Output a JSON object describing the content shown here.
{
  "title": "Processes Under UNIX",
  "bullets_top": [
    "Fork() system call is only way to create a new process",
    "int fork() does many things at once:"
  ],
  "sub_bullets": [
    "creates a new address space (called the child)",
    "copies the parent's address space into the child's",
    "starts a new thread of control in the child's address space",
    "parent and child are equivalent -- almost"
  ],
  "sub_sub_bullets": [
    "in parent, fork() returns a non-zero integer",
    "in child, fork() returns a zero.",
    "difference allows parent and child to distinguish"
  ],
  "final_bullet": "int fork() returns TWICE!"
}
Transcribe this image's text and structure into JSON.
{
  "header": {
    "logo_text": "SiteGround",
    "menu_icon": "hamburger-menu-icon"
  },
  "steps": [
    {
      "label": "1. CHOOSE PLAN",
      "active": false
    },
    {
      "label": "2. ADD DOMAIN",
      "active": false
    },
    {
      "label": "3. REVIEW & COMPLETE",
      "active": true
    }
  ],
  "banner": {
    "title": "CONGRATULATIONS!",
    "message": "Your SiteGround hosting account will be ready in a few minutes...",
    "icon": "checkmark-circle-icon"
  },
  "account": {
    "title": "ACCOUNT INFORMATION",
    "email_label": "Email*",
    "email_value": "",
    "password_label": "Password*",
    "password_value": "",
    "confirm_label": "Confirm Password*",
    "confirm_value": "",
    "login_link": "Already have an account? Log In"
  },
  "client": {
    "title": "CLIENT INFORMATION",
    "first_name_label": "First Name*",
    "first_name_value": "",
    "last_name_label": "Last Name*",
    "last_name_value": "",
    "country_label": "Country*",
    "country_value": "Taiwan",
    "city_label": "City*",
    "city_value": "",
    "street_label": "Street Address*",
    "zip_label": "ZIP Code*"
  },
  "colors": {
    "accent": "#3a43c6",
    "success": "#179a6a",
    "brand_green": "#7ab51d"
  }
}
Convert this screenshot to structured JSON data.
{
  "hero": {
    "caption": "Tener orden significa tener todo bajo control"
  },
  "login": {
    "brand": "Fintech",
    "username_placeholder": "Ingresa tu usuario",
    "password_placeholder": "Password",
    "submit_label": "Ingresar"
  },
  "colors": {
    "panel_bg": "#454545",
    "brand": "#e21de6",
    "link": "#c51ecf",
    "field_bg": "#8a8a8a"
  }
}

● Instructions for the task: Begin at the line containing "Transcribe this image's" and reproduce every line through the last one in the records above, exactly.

● Written answer:
Transcribe this image's text and structure into JSON.
{
  "header": {
    "logo_text": "SiteGround",
    "menu_icon": "hamburger-menu-icon"
  },
  "steps": [
    {
      "label": "1. CHOOSE PLAN",
      "active": false
    },
    {
      "label": "2. ADD DOMAIN",
      "active": false
    },
    {
      "label": "3. REVIEW & COMPLETE",
      "active": true
    }
  ],
  "banner": {
    "title": "CONGRATULATIONS!",
    "message": "Your SiteGround hosting account will be ready in a few minutes...",
    "icon": "checkmark-circle-icon"
  },
  "account": {
    "title": "ACCOUNT INFORMATION",
    "email_label": "Email*",
    "email_value": "",
    "password_label": "Password*",
    "password_value": "",
    "confirm_label": "Confirm Password*",
    "confirm_value": "",
    "login_link": "Already have an account? Log In"
  },
  "client": {
    "title": "CLIENT INFORMATION",
    "first_name_label": "First Name*",
    "first_name_value": "",
    "last_name_label": "Last Name*",
    "last_name_value": "",
    "country_label": "Country*",
    "country_value": "Taiwan",
    "city_label": "City*",
    "city_value": "",
    "street_label": "Street Address*",
    "zip_label": "ZIP Code*"
  },
  "colors": {
    "accent": "#3a43c6",
    "success": "#179a6a",
    "brand_green": "#7ab51d"
  }
}
Convert this screenshot to structured JSON data.
{
  "hero": {
    "caption": "Tener orden significa tener todo bajo control"
  },
  "login": {
    "brand": "Fintech",
    "username_placeholder": "Ingresa tu usuario",
    "password_placeholder": "Password",
    "submit_label": "Ingresar"
  },
  "colors": {
    "panel_bg": "#454545",
    "brand": "#e21de6",
    "link": "#c51ecf",
    "field_bg": "#8a8a8a"
  }
}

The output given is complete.